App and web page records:
*-*-*

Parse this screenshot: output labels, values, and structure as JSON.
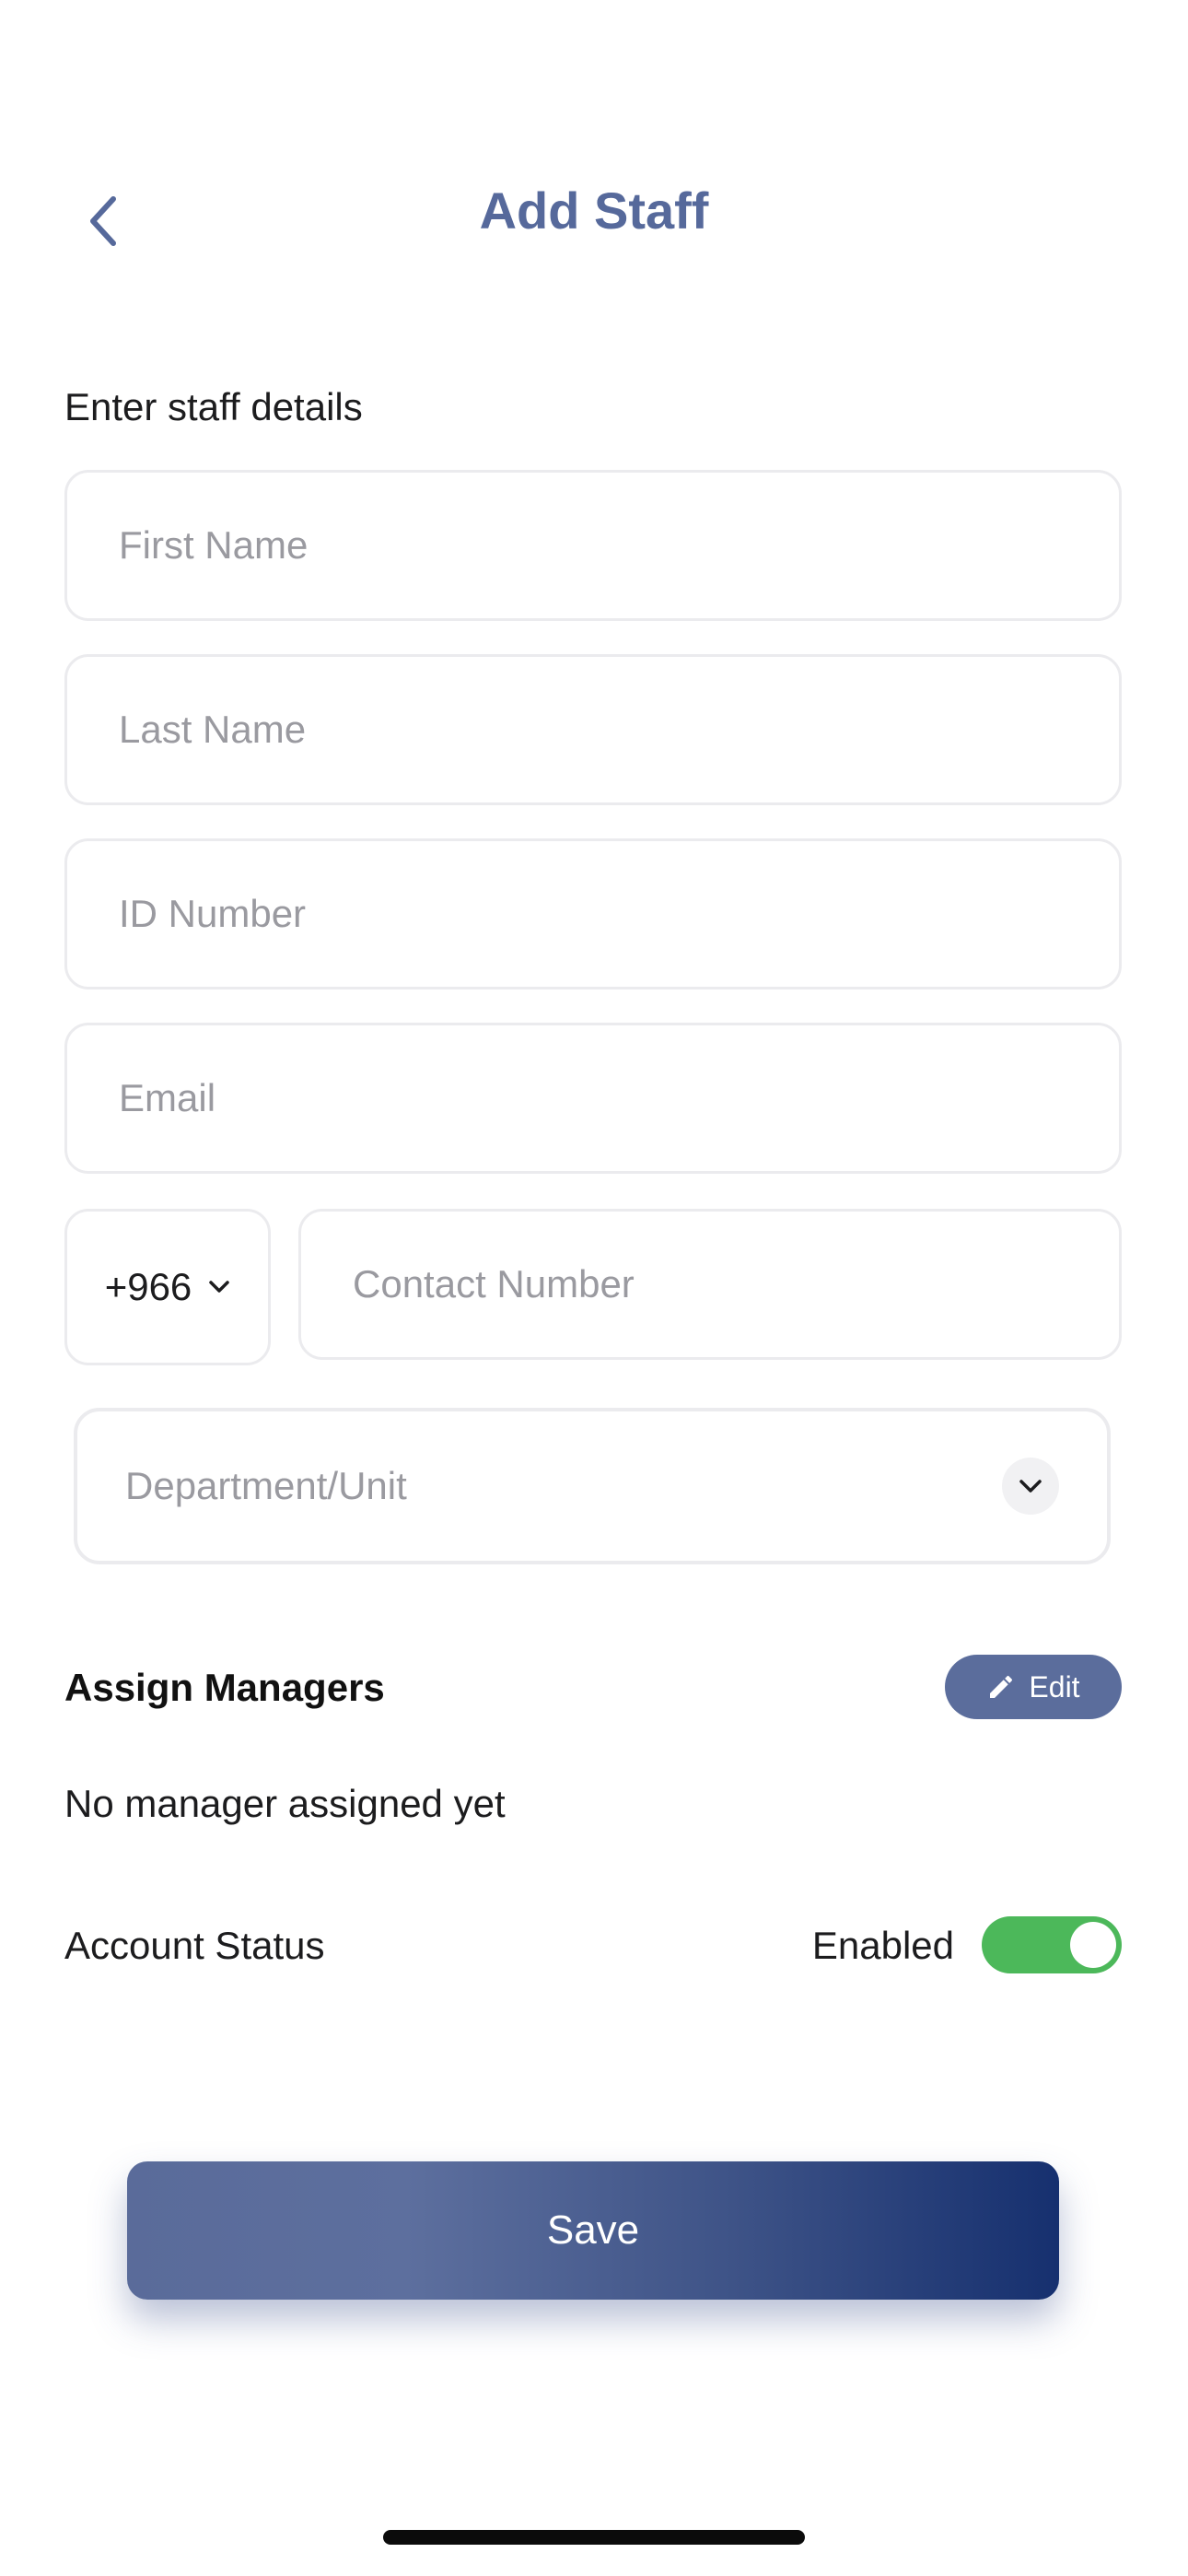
{
  "header": {
    "title": "Add Staff",
    "back_icon": "chevron-left-icon"
  },
  "form": {
    "section_label": "Enter staff details",
    "first_name": {
      "value": "",
      "placeholder": "First Name"
    },
    "last_name": {
      "value": "",
      "placeholder": "Last Name"
    },
    "id_number": {
      "value": "",
      "placeholder": "ID Number"
    },
    "email": {
      "value": "",
      "placeholder": "Email"
    },
    "country_code": "+966",
    "contact_number": {
      "value": "",
      "placeholder": "Contact Number"
    },
    "department": {
      "placeholder": "Department/Unit"
    }
  },
  "managers": {
    "title": "Assign Managers",
    "edit_label": "Edit",
    "empty_text": "No manager assigned yet"
  },
  "account_status": {
    "label": "Account Status",
    "value": "Enabled",
    "enabled": true
  },
  "save_label": "Save",
  "colors": {
    "title": "#56699b",
    "edit_button": "#5b6d9c",
    "toggle_on": "#4cb85a",
    "save_gradient_start": "#5a6b9a",
    "save_gradient_end": "#16306f"
  }
}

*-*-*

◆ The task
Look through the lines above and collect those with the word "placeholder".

◆ Finished task
      "placeholder": "First Name"
      "placeholder": "Last Name"
      "placeholder": "ID Number"
      "placeholder": "Email"
      "placeholder": "Contact Number"
      "placeholder": "Department/Unit"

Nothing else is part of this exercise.